There is no such thing as a bad movie poster. Or, for that matter, a good one. There’s a lot we can disagree on when it comes to film one sheets, but almost every publicist, designer, archivist and filmmaker can agree on this: poster-making is an art that’s unable to be defined by the binaries of “good” and “bad”. Here are some more useful words: emotional, beautiful, memorable, confusing, unusual, mold-breaking, tempting, effective. Much like the films they advertise, posters carry a different impact depending on who they’re designed for.
We know this: a lot of film lovers have a deep connection to their collectibles. You might be familiar with one obsessive film nut who’s been collecting his favorites since the 1970s. “The posters promise something.
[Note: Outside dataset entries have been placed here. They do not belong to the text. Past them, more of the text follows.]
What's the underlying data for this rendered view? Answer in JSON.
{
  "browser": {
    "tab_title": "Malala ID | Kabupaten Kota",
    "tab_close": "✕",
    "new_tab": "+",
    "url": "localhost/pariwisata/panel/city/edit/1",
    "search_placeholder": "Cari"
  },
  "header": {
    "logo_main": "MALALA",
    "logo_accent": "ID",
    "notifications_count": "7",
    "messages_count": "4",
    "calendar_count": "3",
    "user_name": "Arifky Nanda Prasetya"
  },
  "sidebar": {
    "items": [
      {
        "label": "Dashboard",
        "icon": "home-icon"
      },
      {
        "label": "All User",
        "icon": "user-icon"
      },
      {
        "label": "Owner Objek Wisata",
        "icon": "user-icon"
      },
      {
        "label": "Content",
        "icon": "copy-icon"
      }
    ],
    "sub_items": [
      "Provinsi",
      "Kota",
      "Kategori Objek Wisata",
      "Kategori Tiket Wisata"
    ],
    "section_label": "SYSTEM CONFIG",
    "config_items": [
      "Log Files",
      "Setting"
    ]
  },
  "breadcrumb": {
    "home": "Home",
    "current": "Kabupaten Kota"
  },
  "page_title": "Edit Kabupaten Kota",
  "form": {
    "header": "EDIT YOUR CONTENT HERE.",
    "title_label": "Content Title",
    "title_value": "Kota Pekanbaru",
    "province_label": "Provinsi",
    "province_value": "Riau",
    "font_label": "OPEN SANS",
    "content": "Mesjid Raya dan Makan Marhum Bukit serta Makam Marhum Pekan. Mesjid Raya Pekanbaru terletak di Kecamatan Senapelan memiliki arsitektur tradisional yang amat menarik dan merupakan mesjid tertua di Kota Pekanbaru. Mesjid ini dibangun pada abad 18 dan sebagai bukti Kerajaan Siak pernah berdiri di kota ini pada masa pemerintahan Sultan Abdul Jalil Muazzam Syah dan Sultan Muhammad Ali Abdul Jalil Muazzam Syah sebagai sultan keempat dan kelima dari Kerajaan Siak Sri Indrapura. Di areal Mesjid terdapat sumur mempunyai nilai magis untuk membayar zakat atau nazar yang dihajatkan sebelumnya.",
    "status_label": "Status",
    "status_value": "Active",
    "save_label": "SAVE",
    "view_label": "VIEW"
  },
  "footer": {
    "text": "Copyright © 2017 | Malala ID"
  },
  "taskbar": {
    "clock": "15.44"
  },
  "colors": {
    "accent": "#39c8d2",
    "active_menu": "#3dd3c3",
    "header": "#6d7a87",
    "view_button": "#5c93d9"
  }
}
They really do. A special dream.” These are the words of Martin Scorsese in Richard Schickel’s Conversations with Scorsese, offering possibly the most heartfelt explanation as to why we have grown to care about these sheets of paper as much as we do. “You can’t possess the film because you didn’t make the film, and you can’t possess the moment that the film was projected,” says Scorsese. “It’s like chasing a phantom.”
And so the poster is the material manifestation of these phantoms: a memento of the cinematic experience; a token that lasts beyond the rental expiry. Film posters are, to an extent, immortal. They exist in my favorite category of things: that rare type of object that, once owned, will outlive us. Alongside cookbooks, novels and little wooden mementos, they won’t run out, pass their use-by date, or disappear into dust (until they return to the earth, literally speaking).